This is the official website of the Trojan Detection Challenge, a NeurIPS 2022 competition. In this competition, we challenge you to detect and analyze Trojan attacks on deep neural networks that are designed to be difficult to detect. Neural Trojans are a growing concern for the security of ML systems, but little is known about the fundamental offense-defense balance of Trojan detection. Early work suggests that standard Trojan attacks may be easy to detect , but recently it has been shown that in simple cases one can design practically undetectable Trojans . We invite you to help answer an important research question for deep neural networks: How hard is it to detect hidden functionality that is trying to stay hidden?
Prizes: There is a $50,000 prize pool. The first-place teams will also be invited to co-author a publication summarizing the competition results and will be invited to give a short talk at the competition workshop at NeurIPS 2022 (registration provided). Our current planned procedures for distributing the pool are here.
Researchers have shown that adversaries can insert hidden functionality into deep neural networks such that networks behave normally most of the time but abruptly change their behavior when triggered by the adversary. This is known as a neural Trojan attack. Neural Trojans can be implanted through a variety of attack vectors. One such attack vector is by poisoning the dataset. For example, in the figure below the adversary has surreptitiously poisoned the training set of a classifier so that when a certain trigger is present, the classifier changes its prediction to the target label.
Many different kinds of Trojan attacks exist, including attacks with nearly invisible triggers that are hard to identify through manual inspection of a training set. However, even though the trigger may be invisible, it may still be fairly easy to detect the presence of a Trojan with purpose-built detectors. This is known as the problem of Trojan detection.
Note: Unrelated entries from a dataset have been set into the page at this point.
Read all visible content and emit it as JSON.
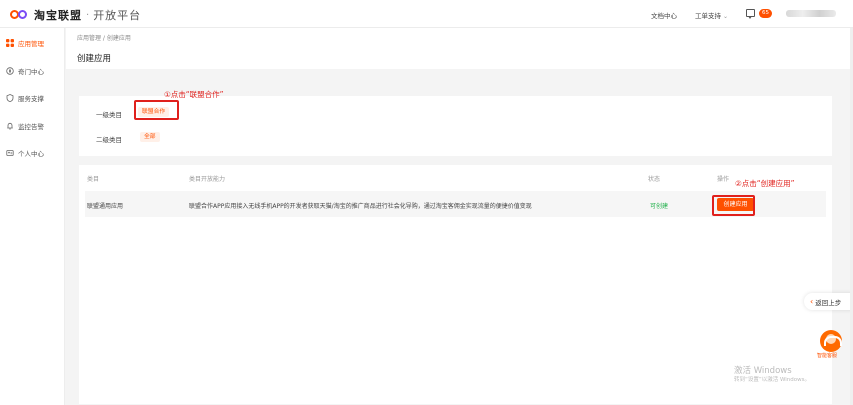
{
  "header": {
    "brand": "淘宝联盟",
    "separator": "·",
    "subtitle": "开放平台",
    "doc_center": "文档中心",
    "ticket_support": "工单支持",
    "message_count": "65"
  },
  "sidebar": {
    "items": [
      {
        "label": "应用管理",
        "icon": "grid-icon",
        "active": true
      },
      {
        "label": "奇门中心",
        "icon": "compass-icon",
        "active": false
      },
      {
        "label": "服务支撑",
        "icon": "shield-icon",
        "active": false
      },
      {
        "label": "监控告警",
        "icon": "bell-icon",
        "active": false
      },
      {
        "label": "个人中心",
        "icon": "user-icon",
        "active": false
      }
    ]
  },
  "main": {
    "breadcrumb": "应用管理 / 创建应用",
    "page_title": "创建应用",
    "filters": {
      "level1_label": "一级类目",
      "level1_chip": "联盟合作",
      "level2_label": "二级类目",
      "level2_chip": "全部"
    },
    "table": {
      "columns": [
        "类目",
        "类目开放能力",
        "状态",
        "操作"
      ],
      "rows": [
        {
          "category": "联盟通用应用",
          "capability": "联盟合作APP应用接入无线手机APP的开发者获取天猫/淘宝的推广商品进行社会化导购，通过淘宝客佣金实现流量的便捷价值变现",
          "status": "可创建",
          "action": "创建应用"
        }
      ]
    }
  },
  "annotations": {
    "step1": "①点击“联盟合作”",
    "step2": "②点击“创建应用”"
  },
  "floating": {
    "back_to_top": "返回上步",
    "service_label": "智能客服"
  },
  "watermark": {
    "line1": "激活 Windows",
    "line2": "转到“设置”以激活 Windows。"
  },
  "colors": {
    "accent": "#ff5000",
    "annotation": "#e0201c",
    "status_ok": "#22b14c"
  }
}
A second kind of attack vector is to release Trojaned networks on model sharing libraries, such as Hugging Face or PyTorch Hub, allowing for even greater control over the inserted Trojans. For this competition, we leverage this attack vector to insert Trojans that are designed to be hard to detect.
For more information on neural Trojans, please see the lecture materials here: https://course.mlsafety.org/calendar/#monitoring
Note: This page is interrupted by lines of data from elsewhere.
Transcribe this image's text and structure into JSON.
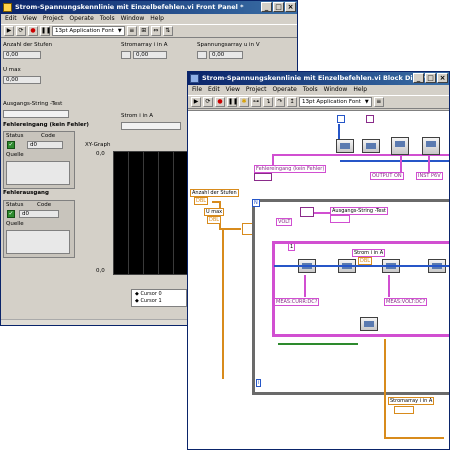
{
  "front_panel": {
    "title": "Strom-Spannungskennlinie mit Einzelbefehlen.vi Front Panel *",
    "menu": [
      "Edit",
      "View",
      "Project",
      "Operate",
      "Tools",
      "Window",
      "Help"
    ],
    "font": "13pt Application Font",
    "anzahl_label": "Anzahl der Stufen",
    "anzahl_value": "0,00",
    "umax_label": "U max",
    "umax_value": "0,00",
    "ausgang_label": "Ausgangs-String -Test",
    "fehlereingang_label": "Fehlereingang (kein Fehler)",
    "fehlerausgang_label": "Fehlerausgang",
    "status_label": "Status",
    "code_label": "Code",
    "code_value": "d0",
    "quelle_label": "Quelle",
    "stromarray_label": "Stromarray i in A",
    "spannungsarray_label": "Spannungsarray u in V",
    "strom_label": "Strom i in A",
    "graph_label": "XY-Graph",
    "y_tick_top": "0,0",
    "y_tick_bottom": "0,0",
    "array_values": [
      "0,00",
      "0,00",
      "0,00"
    ],
    "legend": [
      "Cursor 0",
      "Cursor 1"
    ],
    "check_mark": "✓",
    "win_buttons": [
      "_",
      "□",
      "×"
    ]
  },
  "block_diagram": {
    "title": "Strom-Spannungskennlinie mit Einzelbefehlen.vi Block Diagram *",
    "menu": [
      "File",
      "Edit",
      "View",
      "Project",
      "Operate",
      "Tools",
      "Window",
      "Help"
    ],
    "font": "13pt Application Font",
    "fehlereingang_label": "Fehlereingang (kein Fehler)",
    "output_on": "OUTPUT ON",
    "inst_pre": "INST P6V",
    "anzahl_label": "Anzahl der Stufen",
    "umax_label": "U max",
    "ausgang_label": "Ausgangs-String -Test",
    "volt_const": "VOLT",
    "strom_label": "Strom i in A",
    "meas_curr": "MEAS:CURR:DC?",
    "meas_volt": "MEAS:VOLT:DC?",
    "stromarray_label": "Stromarray i in A",
    "frame_number": "1",
    "i_label": "i",
    "n_label": "N",
    "dbl": "DBL",
    "win_buttons": [
      "_",
      "□",
      "×"
    ]
  }
}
Neural Trojans are an important issue in the security of machine learning systems, and Trojan detection is the first line of defense. Thus, it is important to know whether the attacker or defender has an advantage in Trojan detection. A competition is a good way to figure this out. We expect to learn novel Trojan detection/construction strategies and likely some unanticipated phenomena. Additionally, a highly refined understanding of Trojan detection probably requires being able to understand what's going on inside a network on some level, and this is one of the great questions of our time.
As AI systems become more capable, the risks posed by hidden functionality may grow substantially. Developing tools and insights for detecting hidden functionality in modern AI systems could therefore lay important groundwork for tackling future risks. In particular, future AIs could potentially engage in forms of deception—not out of malice, but because deception can help agents achieve their goals or receive approval from humans. Once deceptive AI systems obtain sufficient leverage, these systems could take a "treacherous turn" and bypass human control. Neural Trojans are the closest modern analogue to the risk of treacherous turns in future AI systems and thus provide a microcosm for studying treacherous turns (source).
How hard is neural network Trojan detection? Participants will help answer this question in three main tracks:
The competition has two rounds: In the primary round, participants will compete on the three main tracks. In the final round, the solution of the first-place team in the Evasive Trojans track will be used to train a new set of hard-to-detect Trojans, and participants will compete to detect these networks. For more information on the final round, see here.
Compute Credits: To enable broader participation, we are awarding $100 compute credit grants to student teams that would not otherwise be able to participate. For details on how to apply, see here.
These rules are an initial set, and we require participants to consent to a change of rules if there is an urgent need during registration. If a situation should arise that was not anticipated, we will implement a fair solution, ideally using consensus of participants.
Contact: [email protected]
To receive updates and reminders through email, join the tdc-updates google group: https://groups.google.com/g/tdc-updates. Updates will also be posted to the website and competition pages.
We are kindly sponsored by the FTX Future Fund regranting program.
1: "ABS: Scanning Neural Networks for Back-doors by Artificial Brain Stimulation". Liu et al.
2: "Planting Undetectable Backdoors in Machine Learning Models". Goldwasser et al.